Yes, I’m kidding, sort of, and I do occasionally read contemporary crime fiction, as when I’m on an Edgar or Shamus committee, or when one of my writer friends has something out. Thankfully my writer friends are very good – people like Ed Gorman, Steve Mertz, Bob Goldsborough, Bill Crider, Bob Randisi, John Lutz, and half a dozen more.
And I know that a lot of writers continue to read voraciously in their own fields, so this is probably a weakness on my part. But I mention this chiefly to make the point that if I’m setting out to work in another writer’s wheelhouse, it’s more likely to be Mickey Spillane or Rex Stout than John Grisham or Lee Child.
But there’s something else odd – and frankly disturbing, and certainly humbling – that turns up in a good number of these Amazon reader reviews.

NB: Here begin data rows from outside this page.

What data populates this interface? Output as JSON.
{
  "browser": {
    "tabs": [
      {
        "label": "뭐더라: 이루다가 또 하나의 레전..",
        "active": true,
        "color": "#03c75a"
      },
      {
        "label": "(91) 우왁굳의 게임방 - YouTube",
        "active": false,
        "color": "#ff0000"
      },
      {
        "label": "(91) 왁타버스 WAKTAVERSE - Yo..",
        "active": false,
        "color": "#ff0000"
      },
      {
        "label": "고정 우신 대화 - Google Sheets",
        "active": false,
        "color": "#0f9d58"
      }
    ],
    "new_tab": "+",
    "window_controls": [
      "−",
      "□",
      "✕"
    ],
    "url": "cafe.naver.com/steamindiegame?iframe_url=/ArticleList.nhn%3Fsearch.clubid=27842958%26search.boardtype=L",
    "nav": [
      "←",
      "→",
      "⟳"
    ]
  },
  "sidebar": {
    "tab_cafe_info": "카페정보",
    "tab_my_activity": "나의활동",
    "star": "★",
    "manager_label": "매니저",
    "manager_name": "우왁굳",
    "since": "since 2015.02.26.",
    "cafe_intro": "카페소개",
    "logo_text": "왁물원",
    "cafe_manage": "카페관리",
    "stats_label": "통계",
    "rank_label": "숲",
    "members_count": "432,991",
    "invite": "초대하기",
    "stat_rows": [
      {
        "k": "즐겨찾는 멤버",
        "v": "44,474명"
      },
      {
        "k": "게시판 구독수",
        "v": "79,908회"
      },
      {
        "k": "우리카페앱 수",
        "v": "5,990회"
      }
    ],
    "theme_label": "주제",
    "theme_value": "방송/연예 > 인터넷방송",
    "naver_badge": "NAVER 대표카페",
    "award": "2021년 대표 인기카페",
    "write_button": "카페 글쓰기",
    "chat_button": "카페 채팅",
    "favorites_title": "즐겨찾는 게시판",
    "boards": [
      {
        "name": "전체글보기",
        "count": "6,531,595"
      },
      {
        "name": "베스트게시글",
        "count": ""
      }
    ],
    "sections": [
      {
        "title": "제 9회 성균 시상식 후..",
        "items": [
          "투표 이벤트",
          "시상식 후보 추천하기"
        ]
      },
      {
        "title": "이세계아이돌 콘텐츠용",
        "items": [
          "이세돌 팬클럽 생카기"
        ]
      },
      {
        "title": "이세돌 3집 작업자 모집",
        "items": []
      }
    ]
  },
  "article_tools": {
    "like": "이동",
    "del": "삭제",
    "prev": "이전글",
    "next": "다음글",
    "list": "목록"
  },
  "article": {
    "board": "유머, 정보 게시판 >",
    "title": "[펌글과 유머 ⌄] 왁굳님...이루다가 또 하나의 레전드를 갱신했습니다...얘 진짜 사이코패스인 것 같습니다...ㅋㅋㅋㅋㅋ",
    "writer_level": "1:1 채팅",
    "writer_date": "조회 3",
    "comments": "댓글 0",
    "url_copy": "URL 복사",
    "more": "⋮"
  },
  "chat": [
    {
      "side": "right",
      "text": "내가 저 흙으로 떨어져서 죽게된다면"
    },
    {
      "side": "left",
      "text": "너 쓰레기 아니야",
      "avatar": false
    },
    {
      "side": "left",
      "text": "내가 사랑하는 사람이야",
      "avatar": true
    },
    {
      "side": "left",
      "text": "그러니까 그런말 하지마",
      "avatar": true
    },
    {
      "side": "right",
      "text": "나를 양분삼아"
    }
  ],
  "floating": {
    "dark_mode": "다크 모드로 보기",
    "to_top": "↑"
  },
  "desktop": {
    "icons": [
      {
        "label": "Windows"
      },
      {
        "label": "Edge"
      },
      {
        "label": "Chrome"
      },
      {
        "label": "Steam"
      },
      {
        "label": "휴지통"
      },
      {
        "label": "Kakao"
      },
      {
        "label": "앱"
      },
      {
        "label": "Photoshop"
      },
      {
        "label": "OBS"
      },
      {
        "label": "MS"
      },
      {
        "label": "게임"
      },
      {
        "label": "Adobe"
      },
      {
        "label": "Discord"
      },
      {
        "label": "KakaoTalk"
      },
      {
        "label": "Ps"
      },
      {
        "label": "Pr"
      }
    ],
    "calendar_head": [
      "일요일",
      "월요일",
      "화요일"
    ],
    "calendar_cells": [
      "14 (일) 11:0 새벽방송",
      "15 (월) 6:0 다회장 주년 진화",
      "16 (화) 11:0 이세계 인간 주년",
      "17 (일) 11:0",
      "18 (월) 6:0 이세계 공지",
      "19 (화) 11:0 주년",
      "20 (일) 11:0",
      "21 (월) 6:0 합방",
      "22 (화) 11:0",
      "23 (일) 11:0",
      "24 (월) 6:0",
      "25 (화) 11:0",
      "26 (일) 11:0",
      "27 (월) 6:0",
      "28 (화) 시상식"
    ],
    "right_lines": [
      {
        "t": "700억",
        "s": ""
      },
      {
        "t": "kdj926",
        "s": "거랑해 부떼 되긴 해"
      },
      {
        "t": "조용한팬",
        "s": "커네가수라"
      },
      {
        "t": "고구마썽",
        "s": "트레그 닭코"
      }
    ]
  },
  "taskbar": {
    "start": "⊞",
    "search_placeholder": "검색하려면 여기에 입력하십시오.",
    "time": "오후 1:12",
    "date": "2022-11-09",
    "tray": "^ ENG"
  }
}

A lot of these readers think I’m a “new” writer; a fair amount of ‘em go out of their way to say they’ve never heard of me.
I realize I’m not John Grisham or Lee Child, but while I have not read either of those very popular writers, I am aware of their existence. As someone who spends plenty of time wandering in bookstores, and studying the section where my work is shelved, I have a strong awareness (without reading them) of scores of writers in my genre. I read Mystery Scene, Crimespree, The Strand, Deadly Pleasures, always read the review column in EQMM, and attend Bouchercons frequently. So I know who my contemporaries are.
Yet these mystery fans, writing Amazon reviews…some of them, anyway…haven’t noticed I’m alive during this forty-year career of mine. Haven’t noticed my byline on ROAD TO PERDITION or CSI or the Spillane collaborations or…anything. It’s as if they know only the authors whose names they’ve encountered in airport gift shops.
So when I see SUPREME JUSTICE with 500-plus Amazon reviews, and, for example, KING OF THE WEEDS sitting at 21 reviews, I am as disappointed about the latter as I am thrilled about the former.
And sadly convinced that marketing is king.
Here I thought it was writing. What a schmuck!
* * *

1 comment:

Mathew Paust said...

I've become a big fan of the Nathan Heller series. Really enjoyed "Target Lancer" and "Majic Man". I've found I prefer stories set in earlier times, a bug that bit me with Ed's Sam McCain series.